Look what came in the mail! Centipede Press's boxed hardcover set of Philip K. Dick's first three novels, The Cosmic Puppets, Dr. Futurity, and Vulcan's Hammer.
By now, you're not surprised to learn that I wrote introductions to all three volumes. In fact, I wrote three different introductions, each one dealing with a different aspect of Dick's life and career. Alas, I have to inform you that by the time the books reached me, they had all sold out.
I don't think anybody here is particularly surprised about that. But if you can't buy these particular books, you can always go to their website and lust after their other creations. Centipede makes beautiful books.
To find them, click here.
Here’s the opening of the introduction to Dr. Futurity, in which I make the most outrageous statement possible about Philip K. Dick—that he was sane.
Exactly who—and what—was Philip K. Dick?
If there is one thing that all the world knows about him, it’s that he was as loopy as a box of eels. But, like so much that all the world knows, this is a myth.
I have talked with editors who worked closely with him and they tell me that Phil Dick was unfailingly professional in his dealings with them. Testimony of his friends presents him as a man who could be by turns charming or maddeningly difficult but was by no means insane. He did, in the Sixties, demonstrate erratic behavior and signs of paranoia. But that was at a time when he was taking full advantage of the many drugs, amphetamines emphatically included, available to a respectable citizen with a cooperative doctor. Stimulant psychosis is a serious matter. But it is not the same as madness.
The only authoritative evidence we have of Dick’s mental instability comes from PKD himself, and a comparison of conflicting statements from his many interviews reveals that he was, at the very least, an unreliable source of autobiographical facts.

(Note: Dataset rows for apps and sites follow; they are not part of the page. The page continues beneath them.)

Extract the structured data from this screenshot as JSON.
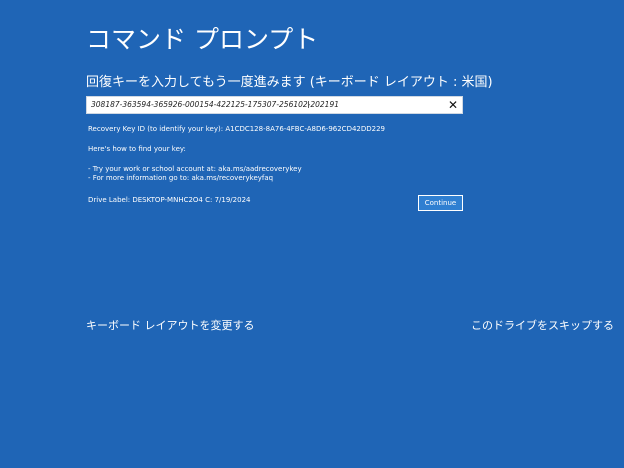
{
  "page": {
    "title": "コマンド プロンプト",
    "prompt": "回復キーを入力してもう一度進みます (キーボード レイアウト : 米国)"
  },
  "key_input": {
    "value": "308187-363594-365926-000154-422125-175307-256102-202191",
    "clear_icon": "close-icon",
    "cursor_icon": "text-cursor-icon"
  },
  "info": {
    "recovery_key_id": "Recovery Key ID (to identify your key): A1CDC128-8A76-4FBC-A8D6-962CD42DD229",
    "how_to_find": "Here's how to find your key:",
    "tip_account": "- Try your work or school account at: aka.ms/aadrecoverykey",
    "tip_more": "- For more information go to: aka.ms/recoverykeyfaq",
    "drive_label": "Drive Label: DESKTOP-MNHC2O4 C: 7/19/2024"
  },
  "buttons": {
    "continue": "Continue"
  },
  "links": {
    "change_keyboard": "キーボード レイアウトを変更する",
    "skip_drive": "このドライブをスキップする"
  },
  "colors": {
    "background": "#1f65b6",
    "button": "#2f7fd1"
  }
}
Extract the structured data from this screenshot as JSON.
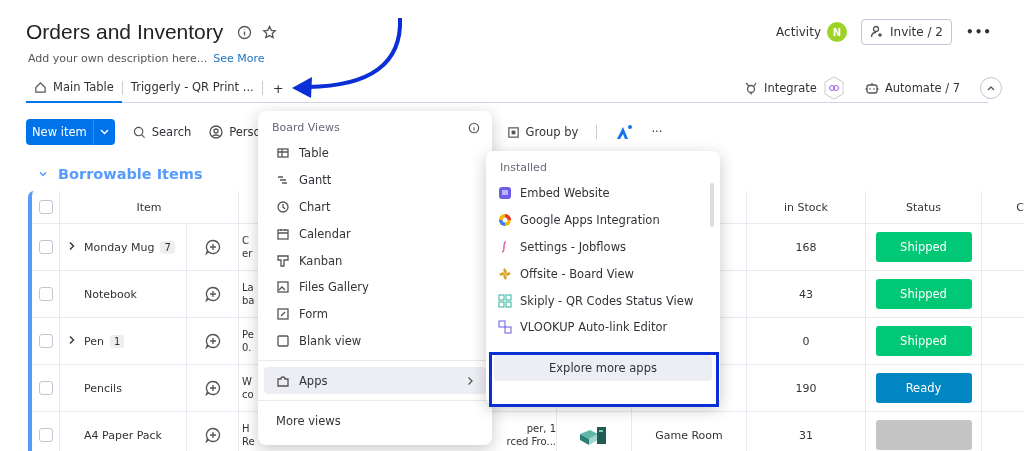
{
  "board": {
    "title": "Orders and Inventory",
    "description": "Add your own description here...",
    "see_more": "See More"
  },
  "header_actions": {
    "activity": "Activity",
    "avatar": "N",
    "invite": "Invite / 2",
    "more": "•••"
  },
  "tabs": [
    {
      "label": "Main Table",
      "selected": true
    },
    {
      "label": "Triggerly - QR Print ...",
      "selected": false
    }
  ],
  "add_tab": "+",
  "view_actions": {
    "integrate": "Integrate",
    "automate": "Automate / 7"
  },
  "toolbar": {
    "new_item": "New item",
    "search": "Search",
    "person": "Perso",
    "group_by": "Group by",
    "more": "···"
  },
  "group": {
    "title": "Borrowable Items",
    "expanded": true
  },
  "table": {
    "select_all": false,
    "columns": {
      "item": "Item",
      "in_stock": "in Stock",
      "status": "Status",
      "column_9": "C"
    },
    "rows": [
      {
        "checked": false,
        "name": "Monday Mug",
        "subitems": "7",
        "description": [
          "C",
          "er"
        ],
        "in_stock": "168",
        "status": {
          "label": "Shipped",
          "color": "#00c875"
        }
      },
      {
        "checked": false,
        "name": "Notebook",
        "description": [
          "La",
          "ba"
        ],
        "in_stock": "43",
        "status": {
          "label": "Shipped",
          "color": "#00c875"
        }
      },
      {
        "checked": false,
        "name": "Pen",
        "subitems": "1",
        "description": [
          "Pe",
          "0."
        ],
        "in_stock": "0",
        "status": {
          "label": "Shipped",
          "color": "#00c875"
        }
      },
      {
        "checked": false,
        "name": "Pencils",
        "description": [
          "W",
          "co"
        ],
        "in_stock": "190",
        "status": {
          "label": "Ready",
          "color": "#0086c0"
        }
      },
      {
        "checked": false,
        "name": "A4 Paper Pack",
        "description": [
          "H",
          "Re"
        ],
        "description_end": [
          "per, 1",
          "rced Fro..."
        ],
        "location": "Game Room",
        "in_stock": "31",
        "status": {
          "color": "#c4c4c4"
        }
      }
    ]
  },
  "views_menu": {
    "title": "Board Views",
    "items": [
      {
        "label": "Table",
        "selected": false
      },
      {
        "label": "Gantt",
        "selected": false
      },
      {
        "label": "Chart",
        "selected": false
      },
      {
        "label": "Calendar",
        "selected": false
      },
      {
        "label": "Kanban",
        "selected": false
      },
      {
        "label": "Files Gallery",
        "selected": false
      },
      {
        "label": "Form",
        "selected": false
      },
      {
        "label": "Blank view",
        "selected": false
      }
    ],
    "apps": {
      "label": "Apps",
      "selected": true
    },
    "more_views": "More views"
  },
  "apps_menu": {
    "title": "Installed",
    "items": [
      {
        "label": "Embed Website"
      },
      {
        "label": "Google Apps Integration"
      },
      {
        "label": "Settings - Jobflows"
      },
      {
        "label": "Offsite - Board View"
      },
      {
        "label": "Skiply - QR Codes Status View"
      },
      {
        "label": "VLOOKUP Auto-link Editor"
      }
    ],
    "explore": "Explore more apps",
    "highlighted": true
  }
}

That said, he was by no means an ordinary guy.
It was, I have to admit, lots of fun watching PKD move from short fiction to novels, learning and growing with each new volume. He was, as somebody once said, by no means an ordinary guy.